Robert Kuttner, co-editor of The American Prospect and a senior fellow at Demos, and Eliot Spitzer, former governor of New York, discuss the nefarious intentions of the JOBS (Jumpstart Our Business Startups) Act. “The one thing we have going for us is, there are disclosure laws so that if investors have the wit to read the disclosures, they can protect themselves, and that’s what this wretched piece of legislation would gut.
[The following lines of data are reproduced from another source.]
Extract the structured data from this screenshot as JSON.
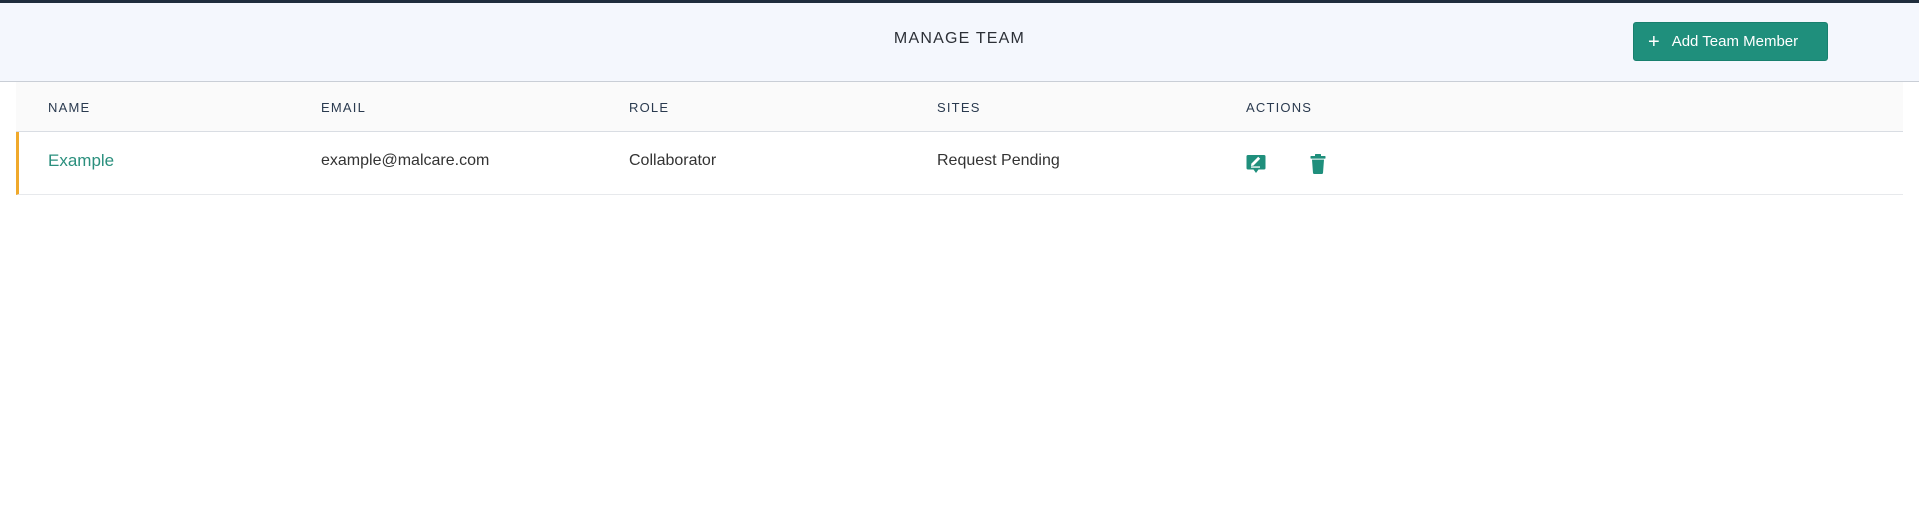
{
  "header": {
    "title": "MANAGE TEAM",
    "add_button_label": "Add Team Member",
    "add_button_icon": "plus-icon"
  },
  "table": {
    "columns": [
      "NAME",
      "EMAIL",
      "ROLE",
      "SITES",
      "ACTIONS"
    ],
    "rows": [
      {
        "name": "Example",
        "email": "example@malcare.com",
        "role": "Collaborator",
        "sites": "Request Pending",
        "actions": [
          "edit-icon",
          "trash-icon"
        ]
      }
    ]
  },
  "colors": {
    "accent": "#1f8f7c",
    "row_marker": "#f0a92b",
    "header_bg": "#f4f7fd"
  }
}
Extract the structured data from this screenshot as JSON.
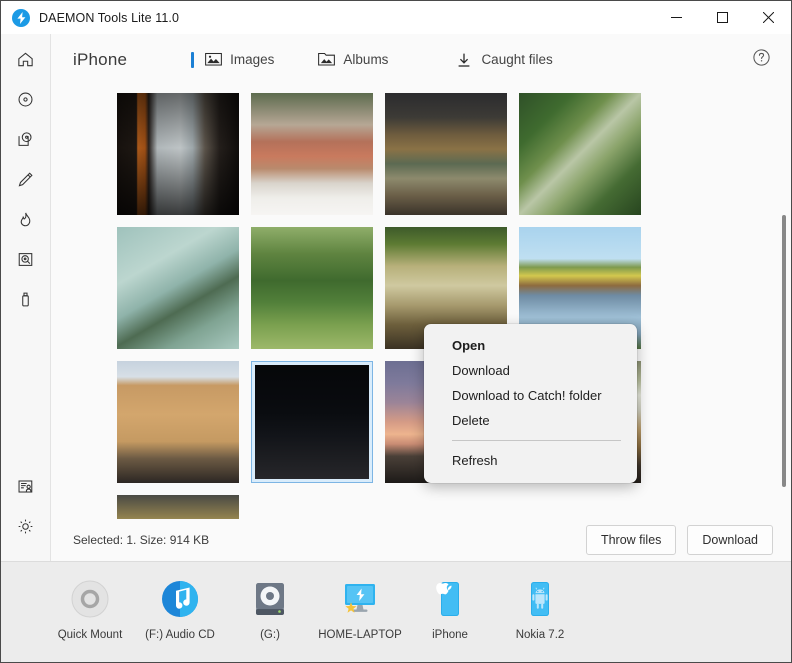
{
  "window": {
    "title": "DAEMON Tools Lite 11.0",
    "logo_icon": "daemon-lightning-icon",
    "minimize_label": "Minimize",
    "maximize_label": "Maximize",
    "close_label": "Close"
  },
  "rail": {
    "items": [
      {
        "name": "home",
        "icon": "home-icon"
      },
      {
        "name": "images",
        "icon": "disc-icon"
      },
      {
        "name": "mount",
        "icon": "disc-folder-icon"
      },
      {
        "name": "edit",
        "icon": "pencil-icon"
      },
      {
        "name": "burn",
        "icon": "flame-icon"
      },
      {
        "name": "catalog",
        "icon": "disc-drive-icon"
      },
      {
        "name": "usb",
        "icon": "usb-drive-icon"
      }
    ],
    "bottom_items": [
      {
        "name": "news",
        "icon": "news-person-icon"
      },
      {
        "name": "preferences",
        "icon": "gear-icon"
      }
    ]
  },
  "header": {
    "device_title": "iPhone",
    "tabs": [
      {
        "label": "Images",
        "icon": "image-icon",
        "active": true
      },
      {
        "label": "Albums",
        "icon": "album-icon",
        "active": false
      },
      {
        "label": "Caught files",
        "icon": "download-icon",
        "active": false
      }
    ],
    "help_icon": "help-circle-icon"
  },
  "gallery": {
    "thumbnails": [
      {
        "name": "window-plants-photo",
        "selected": false
      },
      {
        "name": "city-rooftops-photo",
        "selected": false
      },
      {
        "name": "art-gallery-photo",
        "selected": false
      },
      {
        "name": "greenhouse-photo",
        "selected": false
      },
      {
        "name": "palm-leaves-photo",
        "selected": false
      },
      {
        "name": "park-trees-photo",
        "selected": false
      },
      {
        "name": "dune-grass-photo",
        "selected": false
      },
      {
        "name": "lake-field-photo",
        "selected": false
      },
      {
        "name": "game-controllers-desk-photo",
        "selected": false
      },
      {
        "name": "night-street-photo",
        "selected": true
      },
      {
        "name": "sunset-sky-photo",
        "selected": false
      },
      {
        "name": "camera-controllers-photo",
        "selected": false
      },
      {
        "name": "autumn-building-photo",
        "selected": false
      }
    ]
  },
  "status": {
    "text": "Selected: 1. Size: 914 KB",
    "throw_files_label": "Throw files",
    "download_label": "Download"
  },
  "context_menu": {
    "items": [
      {
        "label": "Open",
        "bold": true
      },
      {
        "label": "Download",
        "bold": false
      },
      {
        "label": "Download to Catch! folder",
        "bold": false
      },
      {
        "label": "Delete",
        "bold": false
      }
    ],
    "after_separator": [
      {
        "label": "Refresh",
        "bold": false
      }
    ]
  },
  "dock": {
    "items": [
      {
        "label": "Quick Mount",
        "icon": "quick-mount-icon"
      },
      {
        "label": "(F:) Audio CD",
        "icon": "audio-cd-icon"
      },
      {
        "label": "(G:)",
        "icon": "disc-drive-icon"
      },
      {
        "label": "HOME-LAPTOP",
        "icon": "computer-star-icon"
      },
      {
        "label": "iPhone",
        "icon": "apple-phone-icon"
      },
      {
        "label": "Nokia 7.2",
        "icon": "android-phone-icon"
      }
    ]
  },
  "colors": {
    "accent": "#1b7fd4",
    "brand": "#1b9ae5",
    "selection_border": "#7db5e4",
    "selection_fill": "#d9ecfb"
  }
}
Shame on anybody who votes for this,” says Kuttner.
Thankfully as the Politico article linked above noted and as Kuttner pointed out, there is still some hope that this can get stalled or amended in the Senate since there are actually a number of Senators who have the sense to realize that this bill should not pass.
Here's more from Bloomberg News -- Small Biz Jobs Act Is a Bipartisan Bridge Too Far:
A spirit of bipartisanship is sweeping Capitol Hill, with lawmakers poised to approve a package of bills aimed at reducing regulatory burdens on small business.
We wish we could raise a glass. This moment has been too long in coming. But the legislation it has spawned would be dangerous for investors and could harm already fragile financial markets.
At issue is a measure called Jumpstart Our Business Startups, or JOBS Act, which lawmakers in both parties claim would relieve small businesses seeking to raise capital from burdensome regulations, and thereby create jobs. The U.S. House overwhelmingly passed the measure 390-23 last week, and the Senate is expected to consider it this week. The White House has said President Barack Obama will sign the legislation.
We agree that red tape can needlessly tie up small companies. We also agree that securities laws that bar startups from harnessing the power of the Internet to raise funds could use updating. And it makes sense to allow, as the bill does, an initial public offering on-ramp, which would give startups a chance to grow before saddling them with certain costly and time-consuming regulations.
But the JOBS Act goes too far. It would gut many of the investor protections established just a decade ago in the 2002 Sarbanes-Oxley law. A wave of accounting scandals -- think Enron and WorldCom -- had destroyed the nest eggs of millions of Americans and upended investor confidence in Wall Street. The relief would extend beyond small businesses and apply to more than 90 percent of companies that go public.
Lots more there so go read the rest. Here's more from Spitzer at Slate -- Kill the JOBS Act!:
The appalling bill that would repeal essential Wall Street reforms.
Once again, the Puppets on Capitol Hill are about to slam the Muppets on Main Street. The country still hasn’t recovered from the Wall Street-induced financial cataclysm of 2008, yet Congress is preparing to enact the Orwellian ”JOBS Act”—a bill that should in fact be called the “Return Fraud to Wall Street in One Easy Step Act.” The bill will undo some of the most important reforms placed on Wall Street in a generation.
Ten years ago, virtually all of the major investment banks on Wall Street were charged with a monumental deception of the American investing public: touting stocks as great investments when in truth the banks believed the stocks to be “dogs,” “pieces of ----,“ and worse. The banks did this because of the conflicts of interest woven into their business model. They were underwriting the very stocks they were also touting, making the investing public dupes helping the banks generate enormous fees.
At that time, the investment banks’ defenses were as astonishing as they were revealing. First, they claimed “everybody knew“ that analysts’ recommendations were worthless because of the enormous hidden conflicts—admitting that no rational, knowing person would rely on the advice investment banks were sending to tens of millions of small investors. This, of course, would have been news to the investing public. And then—even more disturbing—they rationalized that such deception was acceptable because they were not as bad as their competitors. In a world of relativism, “not being the worst” was in their minds a sufficient defense to market frauds. Read on...
Anyone who wants to let their Senators know what they think of this legislation can find their contact information here.